After you have completed your topic, purposes, and aspects examination of the text, look at the completed handout in reference to your text.  What is the ultimate topic, purpose, and aspects for your text?  What areas of the text reflect areas of the topic, purpose and aspects?  What areas of the text do not reflect the areas of the topic, purpose and aspects?  What areas do you see that appear to be unaligned with other areas of the text?  Briefly list the areas here.  After you have completed this examination, create a one to two paragraph overview of your discoveries.  This is your focus revision plan.  Make sure that in this overview your list your strengths and your weaknesses in regard to your focus development. 









So my working thesis statement could be:

My writing process and others' writing processes can be explored by comparing and contrasting.


Comparing and contrasting writing styles demonstrate the differences occurring in the writing process.


Writing styles can be compared and contrasted.

Notes to Remember


If you are sorting through your material and don’t know in which direction you’re going, it might be best to develop only a tentative thesis until you understand your topic more completely. Later, when your understanding is more complete, a strong and focused thesis statement can help you produce a coherent draft of your essay. Clear thesis statements can give you an added boost as you launch into the writing process.

Alignment with Competencies

By reviewing this module, you have explored material related to the following competencies: 

1. Capella Writing Feedback Tool-Focus

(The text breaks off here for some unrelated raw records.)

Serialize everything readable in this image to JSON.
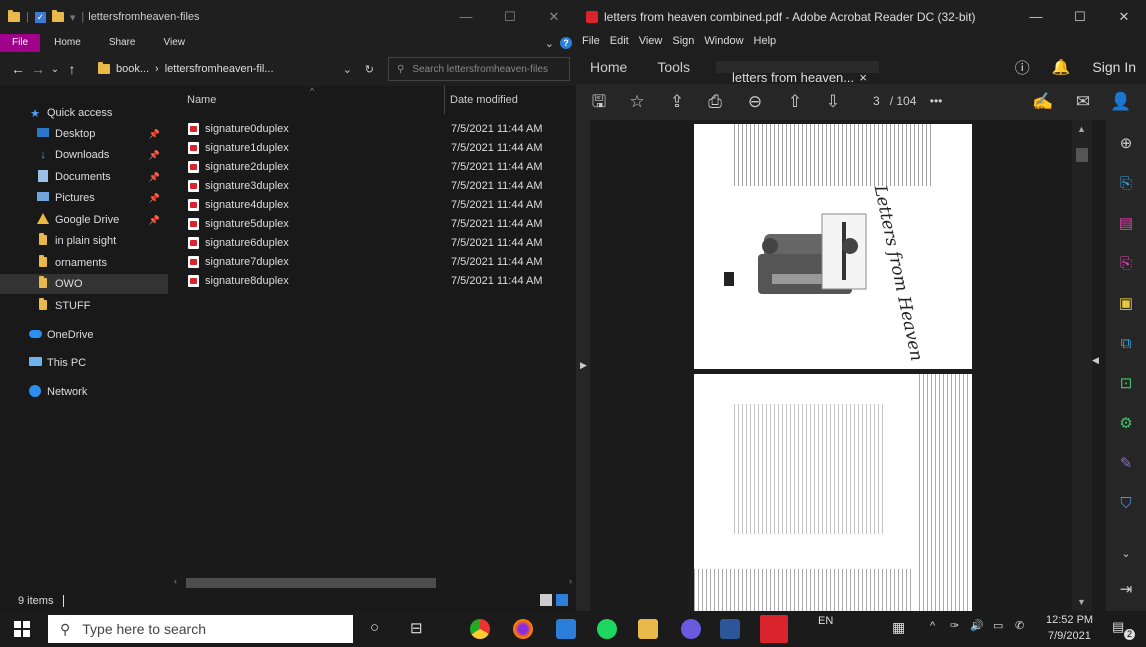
{
  "explorer": {
    "title": "lettersfromheaven-files",
    "ribbon": {
      "file": "File",
      "home": "Home",
      "share": "Share",
      "view": "View"
    },
    "address": {
      "ellipsis": "book...",
      "separator": "›",
      "current": "lettersfromheaven-fil..."
    },
    "search_placeholder": "Search lettersfromheaven-files",
    "nav": {
      "quick_access": "Quick access",
      "items": [
        "Desktop",
        "Downloads",
        "Documents",
        "Pictures",
        "Google Drive",
        "in plain sight",
        "ornaments",
        "OWO",
        "STUFF"
      ],
      "onedrive": "OneDrive",
      "thispc": "This PC",
      "network": "Network"
    },
    "columns": {
      "name": "Name",
      "date": "Date modified"
    },
    "files": [
      {
        "name": "signature0duplex",
        "date": "7/5/2021 11:44 AM"
      },
      {
        "name": "signature1duplex",
        "date": "7/5/2021 11:44 AM"
      },
      {
        "name": "signature2duplex",
        "date": "7/5/2021 11:44 AM"
      },
      {
        "name": "signature3duplex",
        "date": "7/5/2021 11:44 AM"
      },
      {
        "name": "signature4duplex",
        "date": "7/5/2021 11:44 AM"
      },
      {
        "name": "signature5duplex",
        "date": "7/5/2021 11:44 AM"
      },
      {
        "name": "signature6duplex",
        "date": "7/5/2021 11:44 AM"
      },
      {
        "name": "signature7duplex",
        "date": "7/5/2021 11:44 AM"
      },
      {
        "name": "signature8duplex",
        "date": "7/5/2021 11:44 AM"
      }
    ],
    "status": "9 items"
  },
  "acrobat": {
    "title": "letters from heaven combined.pdf - Adobe Acrobat Reader DC (32-bit)",
    "menu": [
      "File",
      "Edit",
      "View",
      "Sign",
      "Window",
      "Help"
    ],
    "tabs": {
      "home": "Home",
      "tools": "Tools",
      "doc": "letters from heaven...",
      "close": "×"
    },
    "sign_in": "Sign In",
    "page": {
      "current": "3",
      "total": "/ 104",
      "more": "•••"
    },
    "cover_text": "Letters from Heaven"
  },
  "taskbar": {
    "search_placeholder": "Type here to search",
    "lang": "EN",
    "time": "12:52 PM",
    "date": "7/9/2021",
    "notif_count": "2"
  },
  "colors": {
    "explorer_bg": "#191919",
    "file_tab": "#a0008a",
    "acrobat_accent": "#d9232d",
    "rail_icon": "#2da3e8",
    "rail_pink": "#e63fb0"
  }
}
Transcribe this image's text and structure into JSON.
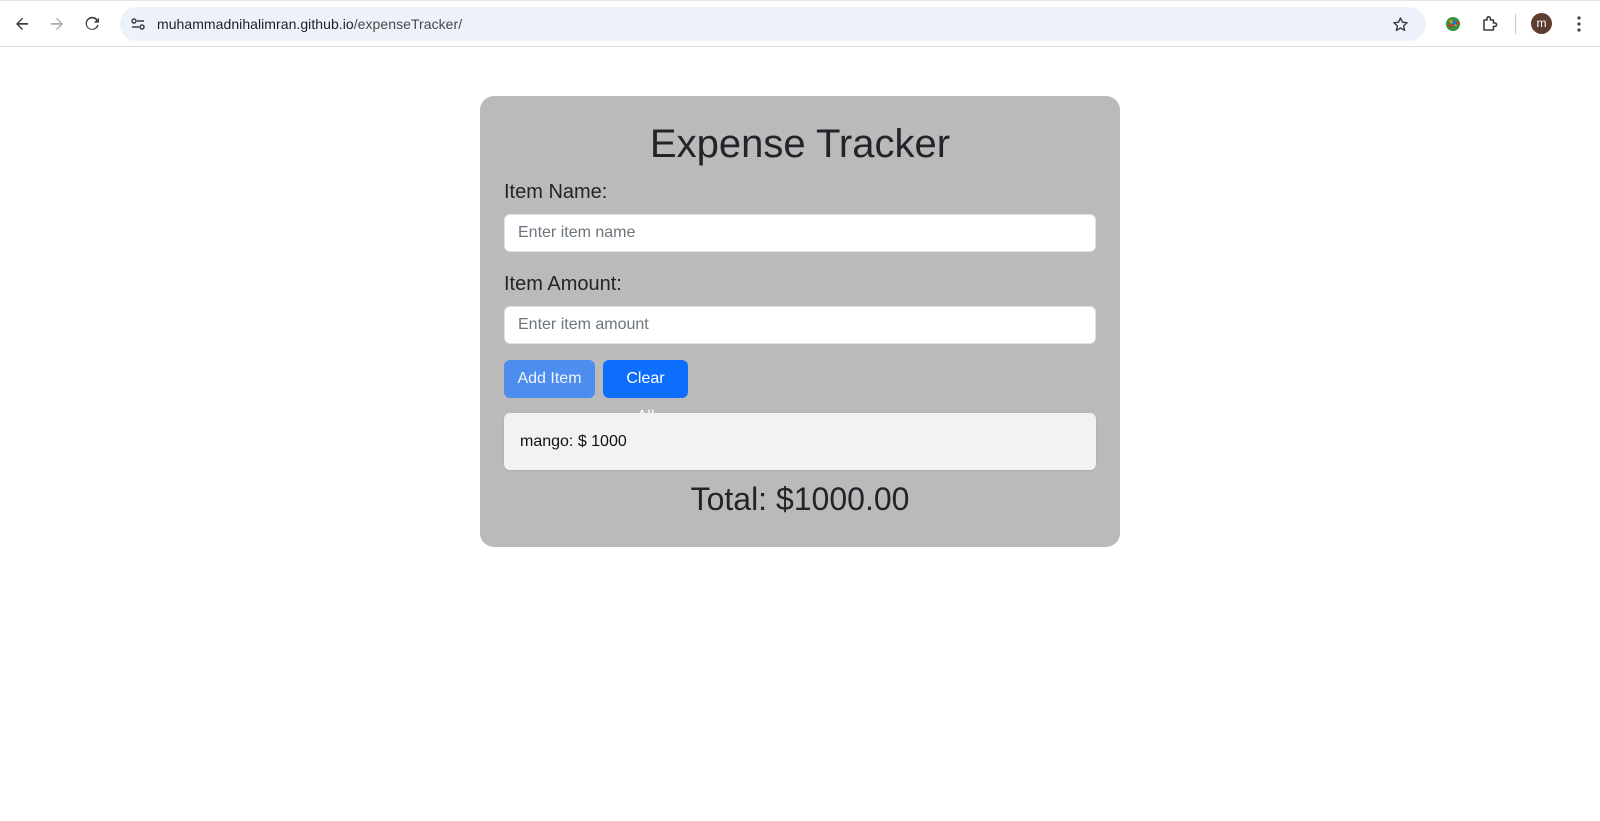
{
  "browser": {
    "url_host": "muhammadnihalimran.github.io",
    "url_path": "/expenseTracker/",
    "profile_initial": "m",
    "icons": {
      "back": "back-arrow-icon",
      "forward": "forward-arrow-icon",
      "reload": "reload-icon",
      "site_info": "site-info-icon",
      "bookmark": "star-icon",
      "extension_app": "extension-app-icon",
      "extensions": "puzzle-icon",
      "menu": "kebab-menu-icon"
    }
  },
  "app": {
    "title": "Expense Tracker",
    "item_name_label": "Item Name:",
    "item_name_placeholder": "Enter item name",
    "item_amount_label": "Item Amount:",
    "item_amount_placeholder": "Enter item amount",
    "add_button": "Add Item",
    "clear_button": "Clear All",
    "items": [
      {
        "text": "mango: $ 1000"
      }
    ],
    "total": "Total: $1000.00"
  },
  "colors": {
    "card_background": "#bababa",
    "primary_button": "#0d6efd",
    "add_button": "#4c8ded",
    "list_background": "#f1f2f4"
  }
}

2. McCann Writing Standard 1-Establish and refine a topic or thesis that addresses the specific task and audience.